Forward-Viewing Colonoscopy Versus Full-Spectrum Endoscopy (Fuse) for Dysplasia Detection With and Without Chromoendoscopy In Inflammatory Bowel Diseases: A Prospective, Randomized-order, Crossover Tandem Surveillance Colonoscopy Study
Clinical Gastroenterology and Hepatology, Volume 13, Issue 3, March 2015, Pages 548–551
Traditional forward-viewing colonoscopy (FVC) is impeded by a narrow field of view of <170 degrees with adenoma “miss-rates” of 24-42%. This limitation impairs dysplasia surveillance in chronic colitis. Chromoendoscopy improves visualisation of dysplasia but has never been used with FUSE, which provides 330 degree visualisation. This study compares FVC and FUSE with and without chromoendoscopy for the identification of dysplasia in IBD.

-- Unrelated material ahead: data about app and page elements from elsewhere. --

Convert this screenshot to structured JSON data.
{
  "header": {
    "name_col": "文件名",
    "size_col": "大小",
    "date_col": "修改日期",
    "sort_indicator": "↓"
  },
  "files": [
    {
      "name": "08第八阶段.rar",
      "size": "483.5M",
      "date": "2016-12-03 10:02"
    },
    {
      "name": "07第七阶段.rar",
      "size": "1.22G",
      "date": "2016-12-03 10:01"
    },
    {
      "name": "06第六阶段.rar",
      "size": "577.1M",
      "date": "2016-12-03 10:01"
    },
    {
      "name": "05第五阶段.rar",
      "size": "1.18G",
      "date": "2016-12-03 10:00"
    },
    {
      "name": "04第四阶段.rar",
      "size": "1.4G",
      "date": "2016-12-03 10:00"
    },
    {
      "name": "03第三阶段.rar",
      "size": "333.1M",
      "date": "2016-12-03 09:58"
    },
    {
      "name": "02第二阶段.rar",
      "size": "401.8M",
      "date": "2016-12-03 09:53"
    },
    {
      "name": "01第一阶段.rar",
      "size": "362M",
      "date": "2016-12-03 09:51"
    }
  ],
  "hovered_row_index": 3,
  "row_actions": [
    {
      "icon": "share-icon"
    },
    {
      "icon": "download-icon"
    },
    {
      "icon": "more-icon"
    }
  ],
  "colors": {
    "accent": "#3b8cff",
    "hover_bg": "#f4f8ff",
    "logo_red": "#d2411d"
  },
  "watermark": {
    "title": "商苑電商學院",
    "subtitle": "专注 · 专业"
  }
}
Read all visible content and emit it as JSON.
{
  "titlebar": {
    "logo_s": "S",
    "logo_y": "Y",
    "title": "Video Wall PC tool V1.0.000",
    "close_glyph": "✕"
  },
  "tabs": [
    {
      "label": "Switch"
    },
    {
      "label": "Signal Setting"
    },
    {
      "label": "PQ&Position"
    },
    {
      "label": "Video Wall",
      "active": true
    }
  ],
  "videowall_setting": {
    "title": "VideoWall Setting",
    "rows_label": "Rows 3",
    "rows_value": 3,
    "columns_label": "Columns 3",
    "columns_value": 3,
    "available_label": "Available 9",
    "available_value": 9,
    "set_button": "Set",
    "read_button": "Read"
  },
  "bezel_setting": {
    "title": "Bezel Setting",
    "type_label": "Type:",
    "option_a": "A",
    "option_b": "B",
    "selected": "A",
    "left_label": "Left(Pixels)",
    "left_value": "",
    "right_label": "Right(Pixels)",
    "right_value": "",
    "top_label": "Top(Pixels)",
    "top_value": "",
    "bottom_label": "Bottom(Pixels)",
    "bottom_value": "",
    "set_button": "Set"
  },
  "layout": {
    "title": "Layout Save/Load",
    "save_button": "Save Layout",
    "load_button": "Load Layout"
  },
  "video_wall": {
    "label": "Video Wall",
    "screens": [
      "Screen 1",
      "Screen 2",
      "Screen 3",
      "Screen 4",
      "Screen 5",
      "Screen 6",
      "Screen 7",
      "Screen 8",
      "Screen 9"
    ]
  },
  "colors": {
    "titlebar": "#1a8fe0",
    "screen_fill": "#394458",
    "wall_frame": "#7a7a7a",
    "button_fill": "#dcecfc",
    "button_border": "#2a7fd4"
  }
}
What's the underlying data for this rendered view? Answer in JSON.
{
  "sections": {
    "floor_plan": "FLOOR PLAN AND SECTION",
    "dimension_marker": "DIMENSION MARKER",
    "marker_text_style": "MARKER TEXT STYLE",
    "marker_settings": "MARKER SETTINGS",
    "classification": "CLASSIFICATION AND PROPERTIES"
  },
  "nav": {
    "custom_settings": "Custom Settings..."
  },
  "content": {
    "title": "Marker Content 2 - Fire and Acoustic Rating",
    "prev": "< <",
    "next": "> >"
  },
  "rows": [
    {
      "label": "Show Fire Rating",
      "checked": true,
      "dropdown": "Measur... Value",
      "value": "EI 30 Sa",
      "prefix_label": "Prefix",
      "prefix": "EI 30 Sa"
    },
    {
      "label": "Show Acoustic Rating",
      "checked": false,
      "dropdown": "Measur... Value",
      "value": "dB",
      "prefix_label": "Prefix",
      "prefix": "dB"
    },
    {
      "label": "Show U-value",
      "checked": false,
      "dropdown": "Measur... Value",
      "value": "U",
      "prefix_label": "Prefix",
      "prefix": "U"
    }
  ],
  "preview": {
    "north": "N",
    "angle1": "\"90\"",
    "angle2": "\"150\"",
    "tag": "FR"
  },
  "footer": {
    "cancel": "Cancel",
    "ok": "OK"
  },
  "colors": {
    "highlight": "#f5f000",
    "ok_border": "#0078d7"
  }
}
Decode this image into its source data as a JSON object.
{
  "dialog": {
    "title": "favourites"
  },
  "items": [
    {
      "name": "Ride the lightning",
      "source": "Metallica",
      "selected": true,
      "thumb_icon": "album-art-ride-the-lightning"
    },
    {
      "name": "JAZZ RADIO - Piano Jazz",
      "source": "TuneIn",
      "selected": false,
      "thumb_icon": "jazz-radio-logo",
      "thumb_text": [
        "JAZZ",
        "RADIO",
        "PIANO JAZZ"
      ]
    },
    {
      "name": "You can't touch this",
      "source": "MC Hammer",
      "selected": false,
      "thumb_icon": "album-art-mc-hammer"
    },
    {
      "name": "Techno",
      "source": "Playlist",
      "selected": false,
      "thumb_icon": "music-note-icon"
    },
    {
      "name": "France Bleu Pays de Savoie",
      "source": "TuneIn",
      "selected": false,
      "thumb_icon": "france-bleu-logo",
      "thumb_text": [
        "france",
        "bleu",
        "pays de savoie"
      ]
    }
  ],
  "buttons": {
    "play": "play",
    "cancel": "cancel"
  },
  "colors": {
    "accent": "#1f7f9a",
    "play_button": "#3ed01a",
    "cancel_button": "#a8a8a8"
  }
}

This was a prospective, randomized-order, crossover tandem colonoscopy trial at an academic IBD centre. Inclusion criteria were left sided or extensive colitis for >10 years disease duration, primary sclerosing cholangitis (PSC) or previous dysplasia. Patients underwent same-day, back-to-back tandem colonoscopy with FVC (PCF/CF 180/190, Olympus, Japan) and the FUSE colonoscope (EndoChoice, USA) under propofol sedation. Order randomization was computer-generated. Patients and endoscopist were masked to group allocation until immediately prior to colonoscopy. All lesions detected during initial colonoscopy were removed and any additional lesions detected on subsequent colonoscopy were then removed. Chromoendoscopy (CE) was with methylene blue dye spray, additional random biopsies were performed during the second colonoscopy. The primary endpoint was dysplasia-yield. The secondary endpoint was detection of dysplasia on random biopsy versus CE-targeted biopsies. Logistic regression and Chi square statistics were performed.

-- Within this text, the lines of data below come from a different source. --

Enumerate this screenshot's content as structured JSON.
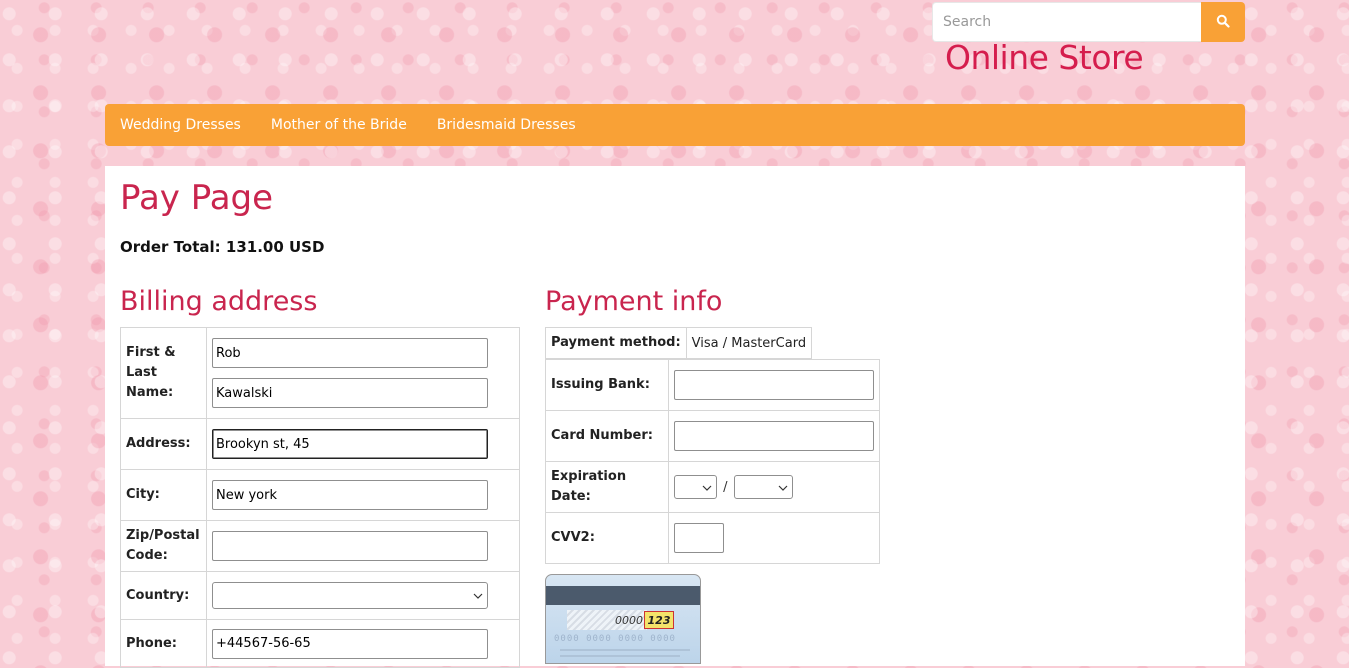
{
  "header": {
    "search_placeholder": "Search",
    "store_title": "Online Store",
    "icons": {
      "search": "search-icon"
    }
  },
  "nav": {
    "items": [
      {
        "label": "Wedding Dresses"
      },
      {
        "label": "Mother of the Bride"
      },
      {
        "label": "Bridesmaid Dresses"
      }
    ]
  },
  "page": {
    "title": "Pay Page",
    "order_total": "Order Total: 131.00 USD"
  },
  "billing": {
    "title": "Billing address",
    "name_label": "First & Last Name:",
    "first_name": "Rob",
    "last_name": "Kawalski",
    "address_label": "Address:",
    "address": "Brookyn st, 45",
    "city_label": "City:",
    "city": "New york",
    "zip_label": "Zip/Postal Code:",
    "zip": "",
    "country_label": "Country:",
    "country": "",
    "phone_label": "Phone:",
    "phone": "+44567-56-65"
  },
  "payment": {
    "title": "Payment info",
    "method_label": "Payment method:",
    "method_value": "Visa / MasterCard",
    "bank_label": "Issuing Bank:",
    "bank": "",
    "card_label": "Card Number:",
    "card": "",
    "exp_label": "Expiration Date:",
    "exp_separator": "/",
    "exp_month": "",
    "exp_year": "",
    "cvv_label": "CVV2:",
    "cvv": "",
    "card_image": {
      "sample_number": "0000",
      "sample_cvv": "123",
      "sample_digits": "0000 0000 0000 0000"
    }
  },
  "colors": {
    "accent": "#f9a136",
    "heading": "#c9254e",
    "background": "#f9cdd6"
  }
}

Twenty-four participants were randomized (16 males, mean age 37 years, Crohn’s colitis n=16, ulcerative colitis n=8, mean duration of colitis: 13.5 years). Two subjects had prior low-grade dysplasia and two had primary sclerosing cholangitis. Ileal-intubation rate was 100%. 46% were randomized to FVC first and 54% to FUSE first. All patients had cross-over CE as the second procedure. On a per-lesion analysis for lesion detection, FUSE odds ratio (OR) was 4.86 (95% CI: 1.43-16.49) vs FVC OR: 2.33 (95% CI: 0.74-7.13; P<0.01). Dysplasia detection with FUSE had an OR: 7.67 (95% CI: 9.85-69.6) vs FVC OR: 2.90 (95% CI: 0.50-16.67). Combined hyperplastic/ dysplasia detection with FUSE had an OR: 3.80 (95% CI: 1.07-13.52) vs FVC OR: 1.74 (95% CI 0.52-5.74). The mean lesion detection with FUSE vs FVC was 1.62 vs 0.45 (P<0.042), with mean dysplasia detection of 0.30 vs 0.09 respectively (P=0.21). FUSE +/- CE versus FVC +/- CE had a mean dysplasia detection of 0.25 vs 0.04 (P=0.04) and mean lesion detection of 2.25 vs 0.67 respectively (P=0.003). Lesional and dysplasia miss rates are shown in Table 1. Mean caecal intubation times for FUSE and FVC were 4.7 and 4.6 minutes respectively (ns). Dysplasia yield on targeted biopsies with CE yield was 10.8% vs 0% on random biopsies (P<0.0001).
FUSE significantly increased dysplasia identification in IBD surveillance. We confirmed the dysplasia yield of random biopsies in the setting of IBD is extremely low.
|Lesion miss rate||Dysplasia miss rate|
© 2015 Published by Elsevier B.V.